= Records for this exercise =
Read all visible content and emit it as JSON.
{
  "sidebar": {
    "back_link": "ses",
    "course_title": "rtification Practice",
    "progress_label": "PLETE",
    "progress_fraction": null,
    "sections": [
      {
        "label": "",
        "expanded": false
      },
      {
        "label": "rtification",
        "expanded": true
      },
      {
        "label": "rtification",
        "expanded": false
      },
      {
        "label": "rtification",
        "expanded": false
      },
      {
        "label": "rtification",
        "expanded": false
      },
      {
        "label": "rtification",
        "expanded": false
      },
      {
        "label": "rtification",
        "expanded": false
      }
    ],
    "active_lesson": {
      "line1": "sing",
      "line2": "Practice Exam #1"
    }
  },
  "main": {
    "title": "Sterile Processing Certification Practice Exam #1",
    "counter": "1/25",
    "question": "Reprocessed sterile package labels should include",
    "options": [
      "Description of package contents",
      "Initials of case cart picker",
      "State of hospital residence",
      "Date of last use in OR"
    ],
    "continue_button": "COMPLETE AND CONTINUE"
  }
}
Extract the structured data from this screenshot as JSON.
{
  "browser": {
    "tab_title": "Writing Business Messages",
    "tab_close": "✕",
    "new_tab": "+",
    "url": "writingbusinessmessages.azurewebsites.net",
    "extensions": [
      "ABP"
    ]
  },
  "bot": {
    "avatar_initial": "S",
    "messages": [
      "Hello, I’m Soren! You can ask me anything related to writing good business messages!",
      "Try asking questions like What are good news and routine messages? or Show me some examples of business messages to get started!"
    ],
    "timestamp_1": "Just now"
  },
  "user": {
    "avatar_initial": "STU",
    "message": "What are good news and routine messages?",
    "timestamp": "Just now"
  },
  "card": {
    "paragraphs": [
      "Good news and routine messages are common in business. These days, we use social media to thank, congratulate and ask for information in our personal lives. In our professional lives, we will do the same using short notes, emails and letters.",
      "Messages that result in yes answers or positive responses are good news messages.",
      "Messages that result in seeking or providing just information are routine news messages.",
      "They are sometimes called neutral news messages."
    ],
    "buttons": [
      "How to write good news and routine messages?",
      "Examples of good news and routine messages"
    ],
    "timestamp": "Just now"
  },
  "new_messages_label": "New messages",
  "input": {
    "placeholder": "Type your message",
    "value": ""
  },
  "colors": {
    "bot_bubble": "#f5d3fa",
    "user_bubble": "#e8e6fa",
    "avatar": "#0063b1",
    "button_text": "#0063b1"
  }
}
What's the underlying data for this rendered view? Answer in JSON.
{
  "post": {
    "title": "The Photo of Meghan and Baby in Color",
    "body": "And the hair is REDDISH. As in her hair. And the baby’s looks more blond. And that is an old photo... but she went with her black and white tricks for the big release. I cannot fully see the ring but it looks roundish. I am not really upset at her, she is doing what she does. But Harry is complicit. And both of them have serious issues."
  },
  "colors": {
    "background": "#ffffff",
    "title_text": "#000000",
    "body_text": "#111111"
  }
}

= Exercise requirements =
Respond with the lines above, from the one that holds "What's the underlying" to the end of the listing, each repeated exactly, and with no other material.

= Solved problem =
What's the underlying data for this rendered view? Answer in JSON.
{
  "post": {
    "title": "The Photo of Meghan and Baby in Color",
    "body": "And the hair is REDDISH. As in her hair. And the baby’s looks more blond. And that is an old photo... but she went with her black and white tricks for the big release. I cannot fully see the ring but it looks roundish. I am not really upset at her, she is doing what she does. But Harry is complicit. And both of them have serious issues."
  },
  "colors": {
    "background": "#ffffff",
    "title_text": "#000000",
    "body_text": "#111111"
  }
}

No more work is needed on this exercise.